TASK GOAL:
Every line of the entries with the word "views" in it should be shown.

EXERCISE INPUT:

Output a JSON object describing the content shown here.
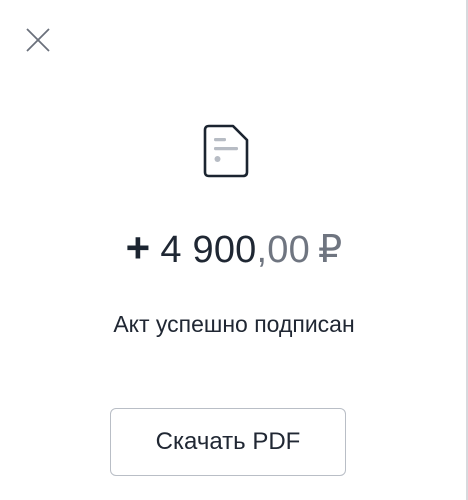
{
  "close_button": {
    "icon": "close-icon"
  },
  "document_icon": {
    "icon": "document-icon",
    "color": "#1b2430"
  },
  "amount": {
    "sign": "+",
    "integer": "4 900",
    "fraction": ",00",
    "currency": "₽"
  },
  "status_text": "Акт успешно подписан",
  "download_button": {
    "label": "Скачать PDF"
  },
  "colors": {
    "text_primary": "#1f2733",
    "text_secondary": "#6f7580",
    "border": "#b9bec6"
  }
}
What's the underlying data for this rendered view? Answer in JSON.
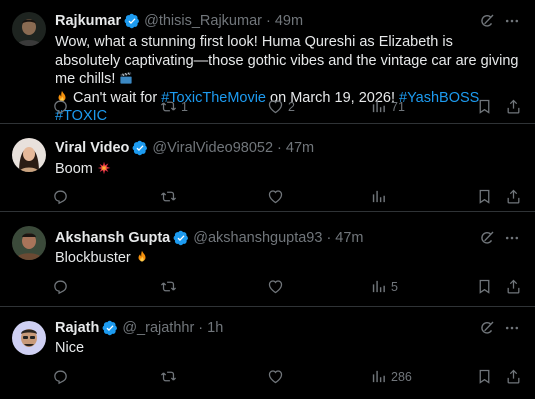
{
  "tweets": [
    {
      "name": "Rajkumar",
      "handle": "@thisis_Rajkumar",
      "time": "49m",
      "text_part1": "Wow, what a stunning first look! Huma Qureshi as Elizabeth is absolutely captivating—those gothic vibes and the vintage car are giving me chills!",
      "text_part2": "Can't wait for",
      "hashtag1": "#ToxicTheMovie",
      "text_part3": "on March 19, 2026!",
      "hashtag2": "#YashBOSS",
      "hashtag3": "#TOXIC",
      "retweets": "1",
      "likes": "2",
      "views": "71",
      "avatar_color": "#2b2b2b"
    },
    {
      "name": "Viral Video",
      "handle": "@ViralVideo98052",
      "time": "47m",
      "text": "Boom",
      "retweets": "",
      "likes": "",
      "views": "",
      "avatar_color": "#d9b59a"
    },
    {
      "name": "Akshansh Gupta",
      "handle": "@akshanshgupta93",
      "time": "47m",
      "text": "Blockbuster",
      "retweets": "",
      "likes": "",
      "views": "5",
      "avatar_color": "#7a5a45"
    },
    {
      "name": "Rajath",
      "handle": "@_rajathhr",
      "time": "1h",
      "text": "Nice",
      "retweets": "",
      "likes": "",
      "views": "286",
      "avatar_color": "#d6d7f5"
    }
  ],
  "dot": "·",
  "colors": {
    "accent": "#1d9bf0",
    "muted": "#71767b",
    "text": "#e7e9ea",
    "border": "#2f3336"
  },
  "icons": [
    "verified-badge-icon",
    "grok-icon",
    "more-icon",
    "reply-icon",
    "retweet-icon",
    "like-icon",
    "views-icon",
    "fire-emoji-icon",
    "clapper-emoji-icon",
    "collision-emoji-icon"
  ]
}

RESULT:
      "views": "71",
      "views": "",
      "views": "5",
      "views": "286",
    "views-icon",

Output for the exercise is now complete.